Skip to main content

Advertisement

Log in

Skin Necrosis After Intravenous Calcium Chloride Administration as a Complication of Parathyroidectomy for Secondary Hyperparathyroidism: Report of Four Cases

  • Case Report
  • Published:
Surgery Today Aims and scope Submit manuscript

Abstract

Intravenous (i.v.) calcium chloride is usually given to treat symptomatic hypocalcemia; however, the extravasation of calcium solution may cause soft tissue and skin necrosis. After parathyroidectomy and autotransplantation for secondary hyperparathyroidism associated with end-stage renal failure, i.v. calcium infusion is often necessary to treat severe postoperative hypocalcemia. We reviewed 371 patients who underwent parathyroidectomy for secondary hyperparathyroidism between January 2000 and June 2005, 96 of whom received i.v. calcium postoperatively for symptomatic hypocalcemia. We report the cases of three (3%) of our own patients and of one patient referred to our hospital, who suffered skin necrosis after i.v. calcium solution administration. These reports show that i.v. calcium should be administered into large veins, or via a central line, and diluted in an appropriate volume of solution. Moreover, the calcium solution infusion should be ceased if the patient complains of tenderness over the injection site. If skin necrosis develops, we suggest early debridement and a simple split thickness skin graft to repair the skin defect. We report our experience to remind surgeons of the danger of calcium chloride injection and to discuss ways of preventing and treating this complication.

This is a preview of subscription content, log in via an institution to check access.

Access this article

Subscribe and save

Springer+ Basic
EUR 32.99 /Month
  • Get 10 units per month
  • Download Article/Chapter or Ebook
  • 1 Unit = 1 Article or 1 Chapter
  • Cancel anytime
Subscribe now

Buy Now

Price excludes VAT (USA)
Tax calculation will be finalised during checkout.

Instant access to the full article PDF.

Similar content being viewed by others

References

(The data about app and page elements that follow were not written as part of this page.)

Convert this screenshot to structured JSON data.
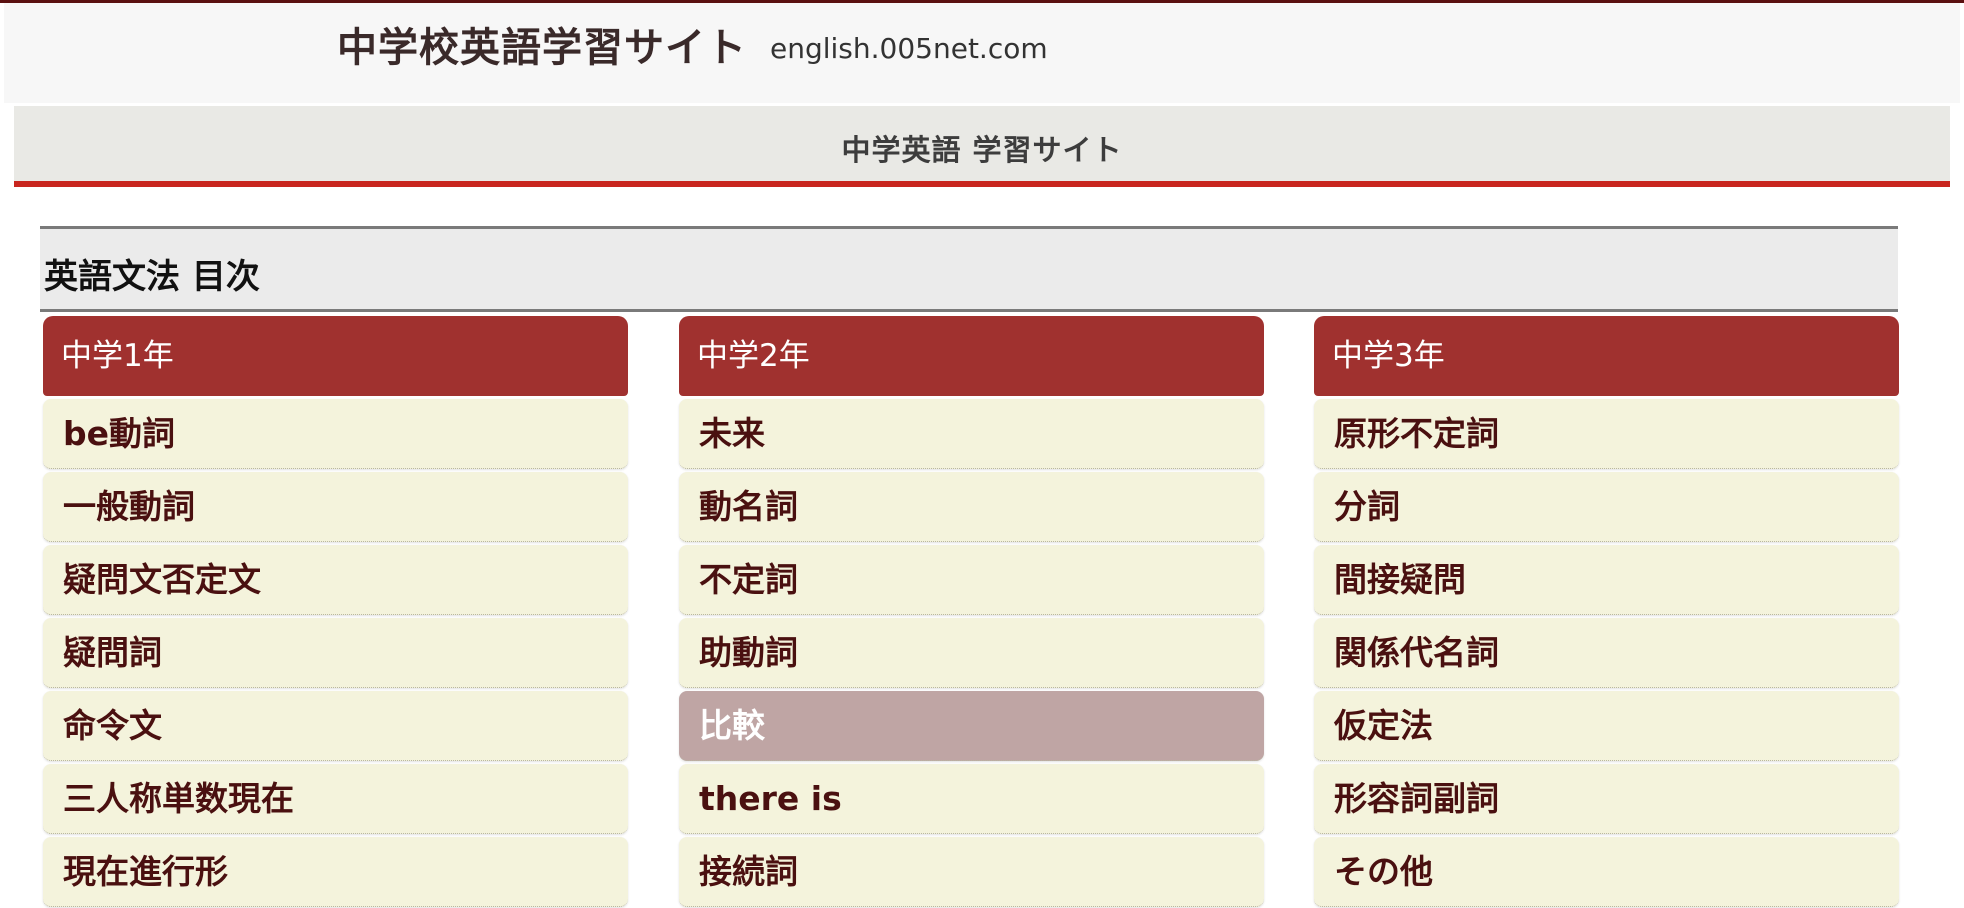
{
  "header": {
    "title": "中学校英語学習サイト",
    "domain": "english.005net.com"
  },
  "banner": {
    "text": "中学英語 学習サイト"
  },
  "toc": {
    "heading": "英語文法 目次"
  },
  "colors": {
    "grade_header": "#a0312f",
    "topic_bg": "#f4f3dc",
    "topic_text": "#4a1010",
    "topic_active_bg": "#bfa5a4",
    "banner_accent": "#c8251e"
  },
  "grades": [
    {
      "label": "中学1年",
      "topics": [
        "be動詞",
        "一般動詞",
        "疑問文否定文",
        "疑問詞",
        "命令文",
        "三人称単数現在",
        "現在進行形"
      ]
    },
    {
      "label": "中学2年",
      "topics": [
        "未来",
        "動名詞",
        "不定詞",
        "助動詞",
        "比較",
        "there is",
        "接続詞"
      ],
      "active_index": 4
    },
    {
      "label": "中学3年",
      "topics": [
        "原形不定詞",
        "分詞",
        "間接疑問",
        "関係代名詞",
        "仮定法",
        "形容詞副詞",
        "その他"
      ]
    }
  ]
}
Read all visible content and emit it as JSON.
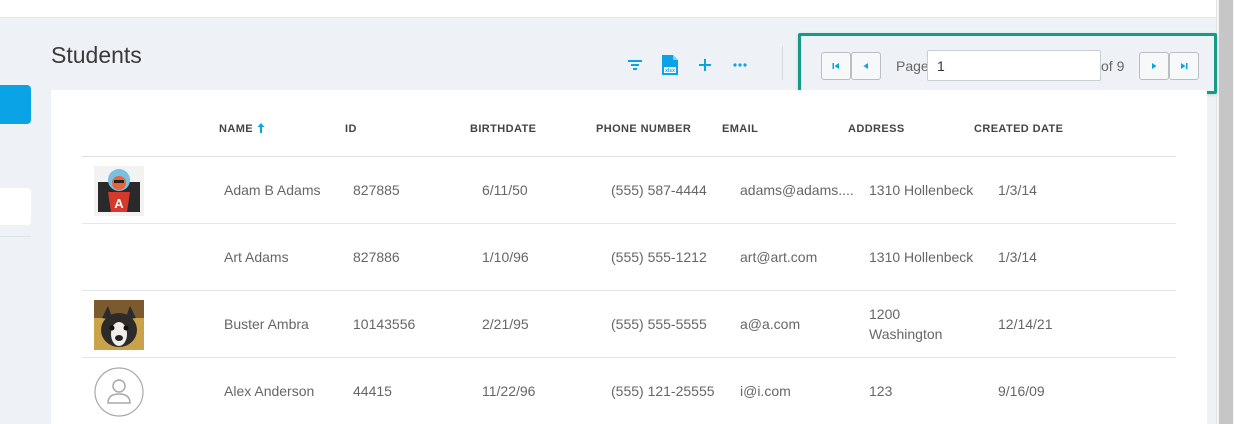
{
  "page": {
    "title": "Students"
  },
  "toolbar": {
    "filter_icon": "filter-icon",
    "export_icon": "xlsx-file-icon",
    "export_badge": "xlsx",
    "add_icon": "plus-icon",
    "more_icon": "more-icon"
  },
  "pager": {
    "page_label": "Page",
    "page_value": "1",
    "of_label": "of 9"
  },
  "table": {
    "columns": [
      "NAME",
      "ID",
      "BIRTHDATE",
      "PHONE NUMBER",
      "EMAIL",
      "ADDRESS",
      "CREATED DATE"
    ],
    "sorted_column": "NAME",
    "sort_direction": "ascending",
    "rows": [
      {
        "avatar": "cartoon-a",
        "name": "Adam B Adams",
        "id": "827885",
        "birthdate": "6/11/50",
        "phone": "(555) 587-4444",
        "email": "adams@adams....",
        "address": "1310 Hollenbeck",
        "address2": "",
        "created": "1/3/14"
      },
      {
        "avatar": "none",
        "name": "Art Adams",
        "id": "827886",
        "birthdate": "1/10/96",
        "phone": "(555) 555-1212",
        "email": "art@art.com",
        "address": "1310 Hollenbeck",
        "address2": "",
        "created": "1/3/14"
      },
      {
        "avatar": "dog-photo",
        "name": "Buster Ambra",
        "id": "10143556",
        "birthdate": "2/21/95",
        "phone": "(555) 555-5555",
        "email": "a@a.com",
        "address": "1200",
        "address2": "Washington",
        "created": "12/14/21"
      },
      {
        "avatar": "placeholder",
        "name": "Alex Anderson",
        "id": "44415",
        "birthdate": "11/22/96",
        "phone": "(555) 121-25555",
        "email": "i@i.com",
        "address": "123",
        "address2": "",
        "created": "9/16/09"
      }
    ]
  },
  "colors": {
    "accent": "#0aa4e6",
    "highlight": "#149b86"
  }
}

  1. FF Chou CH Lee JB Chen SC Huang CT Lee (2005) ArticleTitleSleep disturbances before and after parathyroidectomy for secondary hyperparathyroidism Surgery 137 IssueID4 426–30 Occurrence Handle15800490 Occurrence Handle10.1016/j.surg.2004.12.010

    Article  PubMed  Google Scholar 

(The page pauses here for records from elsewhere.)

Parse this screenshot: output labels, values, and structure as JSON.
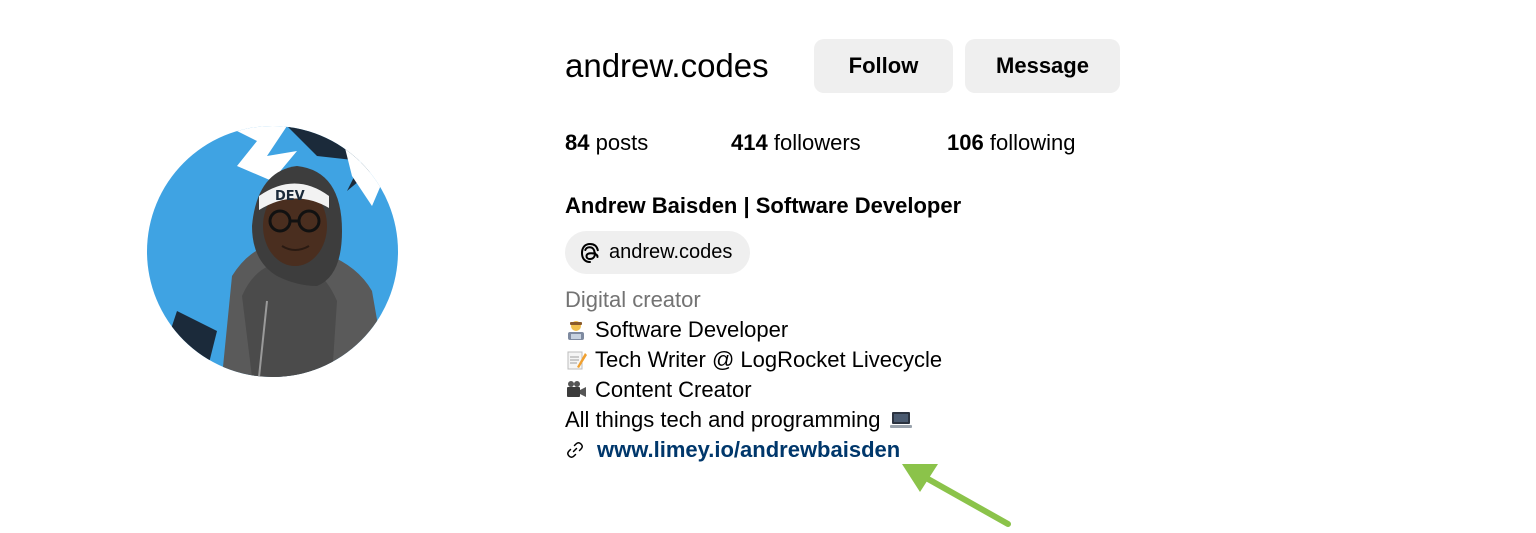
{
  "profile": {
    "username": "andrew.codes",
    "follow_label": "Follow",
    "message_label": "Message",
    "stats": {
      "posts_count": "84",
      "posts_label": "posts",
      "followers_count": "414",
      "followers_label": "followers",
      "following_count": "106",
      "following_label": "following"
    },
    "full_name": "Andrew Baisden | Software Developer",
    "threads_handle": "andrew.codes",
    "category": "Digital creator",
    "bio_lines": [
      {
        "emoji": "technologist-emoji",
        "text": "Software Developer"
      },
      {
        "emoji": "memo-emoji",
        "text": "Tech Writer @ LogRocket Livecycle"
      },
      {
        "emoji": "video-camera-emoji",
        "text": "Content Creator"
      },
      {
        "text": "All things tech and programming",
        "emoji_after": "laptop-emoji"
      }
    ],
    "link_icon": "link-icon",
    "link_url": "www.limey.io/andrewbaisden"
  },
  "colors": {
    "button_bg": "#efefef",
    "link": "#00376b",
    "category_text": "#737373",
    "avatar_bg": "#3fa3e3",
    "annotation_arrow": "#8bc34a"
  }
}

  2. GW Randolph (2003) Surgical management of multiglandular parathyroid disease GW Randolph (Eds) Surgery of the thyroid and parathyroid glands Saunders Philadelphia

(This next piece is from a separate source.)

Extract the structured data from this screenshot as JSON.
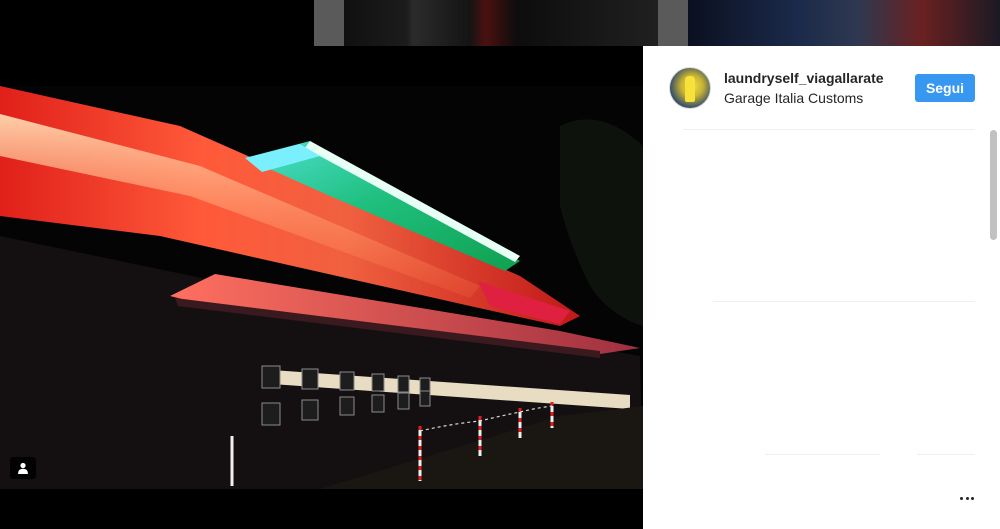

    Google Scholar 

  3. A Jucgla G Sais N Curco J Marcoval A Moreno J Peyri (1995) ArticleTitleCalcinosis cutis following liver transplantation: a complication of intravenous calcium administration Br J Dermatol 132 IssueID2 275–8 Occurrence Handle7888367 Occurrence Handle1:STN:280:DyaK2M7psVyrsA%3D%3D Occurrence Handle10.1111/j.1365-2133.1995.tb05026.x

    Article  PubMed  CAS  Google Scholar 

  4. P Yosowitz DA Ekland RC Shaw RW Parsons (1975) ArticleTitlePeripheral intravenous infiltration necrosis Ann Surg 182 IssueID5 553–6 Occurrence Handle811181 Occurrence Handle10.1097/00000658-197511000-00003 Occurrence Handle1:STN:280:DyaE28%2FmtVGktg%3D%3D

    Article  PubMed  CAS  Google Scholar 

  5. WR Saeed S Distante JD Holmes PS Kolhe (1997) ArticleTitleSkin injuries afflicting three oil workers following contact with calcium bromide and/or calcium chloride Burn 23 IssueID7–8 634–7 Occurrence Handle10.1016/S0305-4179(97)00040-5 Occurrence Handle1:STN:280:DyaK1c3ivFOlsw%3D%3D

    Article  CAS  Google Scholar 

  6. HS Zackheim H Pinkus (1957) ArticleTitleCalcium chloride necrosis of the skin; report of two cases AMA Arch Dermatol 76 IssueID2 244–6 Occurrence Handle1:STN:280:DyaG2s%2FptVarsQ%3D%3D

    CAS  Google Scholar 

Download references

Author information

Authors and Affiliations

Authors

Rights and permissions

Reprints and permissions

About this article

Cite this article

Lin, CY., Hsieh, KC., Yeh, MC. et al. Skin Necrosis After Intravenous Calcium Chloride Administration as a Complication of Parathyroidectomy for Secondary Hyperparathyroidism: Report of Four Cases. Surg Today 37, 778–781 (2007). https://doi.org/10.1007/s00595-006-3426-z

Download citation

  • Received:

  • Accepted:

  • Published:

  • Issue Date:

  • DOI: https://doi.org/10.1007/s00595-006-3426-z

Key words

Navigation